Simmons and Scheepers thus reject the competition hypothesis in favor of their own sexual selection scenario. Male giraffes “fight for dominance and access to females in a unique way: by clubbing opponents with well-armored heads on long necks” (771), and thus “the extraordinary length of the giraffe’s neck arises from its use as a weapon during intrasexual combat” between males. Responding to the obvious objection that this scenario does not explain female long necks, Simmons and Scheepers suggest that female necks “arose as neutral by-products of genetic correlation between the sexes” (783). While allowing that this by-product explanation “is often treated as one of ‘last resort’ and unsatisfactory,” they argue that other species exhibit similar correlations between sexes.
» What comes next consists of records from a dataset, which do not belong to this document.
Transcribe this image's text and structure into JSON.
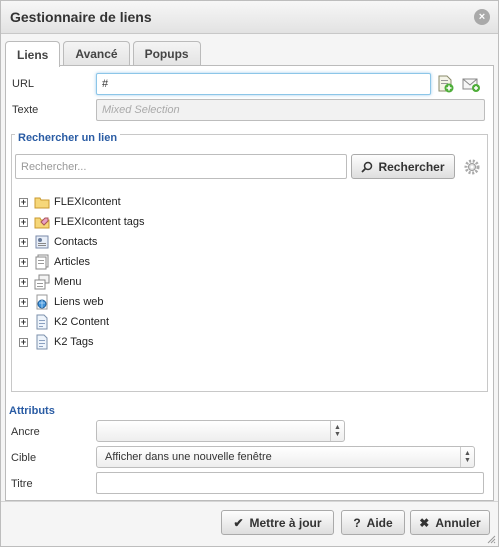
{
  "dialog": {
    "title": "Gestionnaire de liens",
    "close_glyph": "×"
  },
  "tabs": [
    {
      "label": "Liens",
      "active": true
    },
    {
      "label": "Avancé",
      "active": false
    },
    {
      "label": "Popups",
      "active": false
    }
  ],
  "link": {
    "url_label": "URL",
    "url_value": "#",
    "text_label": "Texte",
    "text_placeholder": "Mixed Selection"
  },
  "search": {
    "legend": "Rechercher un lien",
    "placeholder": "Rechercher...",
    "button_label": "Rechercher"
  },
  "tree": [
    {
      "label": "FLEXIcontent",
      "icon": "folder-icon"
    },
    {
      "label": "FLEXIcontent tags",
      "icon": "tag-folder-icon"
    },
    {
      "label": "Contacts",
      "icon": "contacts-icon"
    },
    {
      "label": "Articles",
      "icon": "articles-icon"
    },
    {
      "label": "Menu",
      "icon": "menu-icon"
    },
    {
      "label": "Liens web",
      "icon": "weblinks-icon"
    },
    {
      "label": "K2 Content",
      "icon": "document-icon"
    },
    {
      "label": "K2 Tags",
      "icon": "document-icon"
    }
  ],
  "attributes": {
    "title": "Attributs",
    "anchor_label": "Ancre",
    "anchor_value": "",
    "target_label": "Cible",
    "target_value": "Afficher dans une nouvelle fenêtre",
    "title_label": "Titre",
    "title_value": ""
  },
  "footer": {
    "update_label": "Mettre à jour",
    "help_label": "Aide",
    "cancel_label": "Annuler"
  },
  "colors": {
    "accent_blue": "#2a5ca4",
    "focus_border": "#8cc6e8"
  }
}
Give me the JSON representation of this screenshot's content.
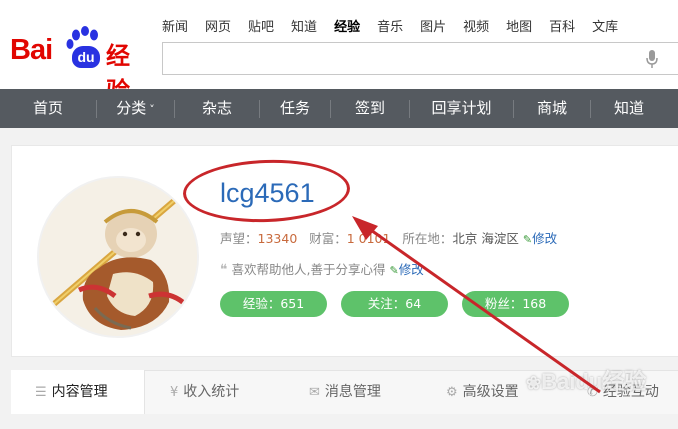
{
  "logo": {
    "bai": "Bai",
    "du": "du",
    "brand_cn": "经验"
  },
  "topnav": [
    "新闻",
    "网页",
    "贴吧",
    "知道",
    "经验",
    "音乐",
    "图片",
    "视频",
    "地图",
    "百科",
    "文库"
  ],
  "topnav_active": "经验",
  "search": {
    "value": "",
    "placeholder": ""
  },
  "mainnav": [
    "首页",
    "分类",
    "杂志",
    "任务",
    "签到",
    "回享计划",
    "商城",
    "知道"
  ],
  "mainnav_dropdown_marker": "˅",
  "profile": {
    "username": "lcg4561",
    "reputation_label": "声望：",
    "reputation_value": "13340",
    "wealth_label": "财富：",
    "wealth_value": "1 0101",
    "location_label": "所在地：",
    "location_value": "北京 海淀区",
    "edit_label": "修改",
    "motto": "喜欢帮助他人,善于分享心得",
    "motto_edit_label": "修改"
  },
  "badges": {
    "experience": "经验：651",
    "following": "关注：64",
    "fans": "粉丝：168"
  },
  "tabs": [
    "内容管理",
    "收入统计",
    "消息管理",
    "高级设置",
    "经验互动"
  ],
  "tab_icons": [
    "list-icon",
    "yen-icon",
    "mail-icon",
    "gear-icon",
    "chat-icon"
  ],
  "watermark": "Baidu经验",
  "colors": {
    "brand_red": "#e10601",
    "brand_blue": "#2932e1",
    "nav_bg": "#555a60",
    "username_blue": "#2b6ab8",
    "badge_green": "#5ec26a",
    "annotation_red": "#c8262a"
  }
}
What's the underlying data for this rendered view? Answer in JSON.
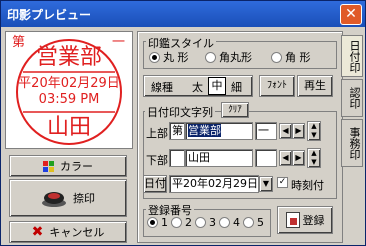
{
  "window": {
    "title": "印影プレビュー",
    "close_label": "✕"
  },
  "stamp": {
    "top_left": "第",
    "top_right": "一",
    "top_text": "営業部",
    "date": "平20年02月29日",
    "time": "03:59 PM",
    "bottom_text": "山田",
    "color": "#e02020"
  },
  "buttons": {
    "color": "カラー",
    "stamp": "捺印",
    "cancel": "キャンセル",
    "font": "ﾌｫﾝﾄ",
    "replay": "再生",
    "clear": "ｸﾘｱ",
    "register": "登録"
  },
  "shape": {
    "label": "印鑑スタイル",
    "options": [
      "丸 形",
      "角丸形",
      "角 形"
    ],
    "selected": 0
  },
  "line_type": {
    "label": "線種",
    "options": [
      "太",
      "中",
      "細"
    ],
    "selected": 1
  },
  "date_text": {
    "label": "日付印文字列",
    "upper_label": "上部",
    "upper_prefix": "第",
    "upper_value": "営業部",
    "upper_suffix": "一",
    "lower_label": "下部",
    "lower_value": "山田",
    "date_button": "日付",
    "date_value": "平20年02月29日",
    "time_check_label": "時刻付"
  },
  "reg": {
    "label": "登録番号",
    "options": [
      "1",
      "2",
      "3",
      "4",
      "5"
    ],
    "selected": 0
  },
  "tabs": [
    "日付印",
    "認印",
    "事務印"
  ]
}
Here is a nicely heretical idea to toss into the pot. Perhaps male and female giraffes have always existed with long necks — we told you it was heretical! — and they use their long necks to feed and fight, because those remarkable structures were originally available to be used. The structure is given by design; its uses follow. We leave it to your imagination to pose tests for this hypothesis. (No, we won’t make the challenge easy by telling you our ideas for testing…)

Mendel’s Opposition to Darwin and Evolution

L.A. Callender, “Gregor Mendel: An Opponent of Descent with Modification,” History of Science 26 (1988): pp. 41-75.
B.E. Bishop, “Mendel’s Opposition to Evolution and to Darwin,” Journal of Heredity 87 (1996): pp. 205-213.

According to standard histories of biology, Gregor Mendel fully supported not only the theory of common descent, but Darwinism as well. Yet, Callender and Bishop argue, a close examination of Mendel’s experiments, his correspondence, and his general circumstances as an orthodox member of his monastic community jointly support a completely different reading. “Mendel was an opponent of the fundamental principle of evolution itself,” argues Callender (1988, 41), ” — that is to say, of “descent with modification” — and it is a striking fact that the multitude of commentators who have so consistently held that Mendel was in essential agreement with the theory of evolution has singularly failed to demonstrate in his theory of heredity any mechanism by which descent with modification might have come about.” Bishop stresses that Mendel’s paper shows that “he was familiar with The Origin of Species …and he was opposed to Darwin’s theory; Darwin was arguing for descent with modification through natural selection, Mendel was in favor of the orthodox doctrine of special creation.”

Paul Nelson

Senior Fellow, Center for Science and Culture
Paul A. Nelson is currently a Senior Fellow of Discovery Institute's Center for Science and Culture and Adjunct Professor in the Master of Arts Program in Science & Religion at Biola University. He is a philosopher of biology who has been involved in the intelligent design debate internationally for three decades. His grandfather, Byron C. Nelson (1893-1972), a theologian and author, was an influential mid-20th century dissenter from Darwinian evolution. After Paul received his B.A. in philosophy with a minor in evolutionary biology from the University of Pittsburgh, he entered the University of Chicago, where he received his Ph.D. (1998) in the philosophy of biology and evolutionary theory.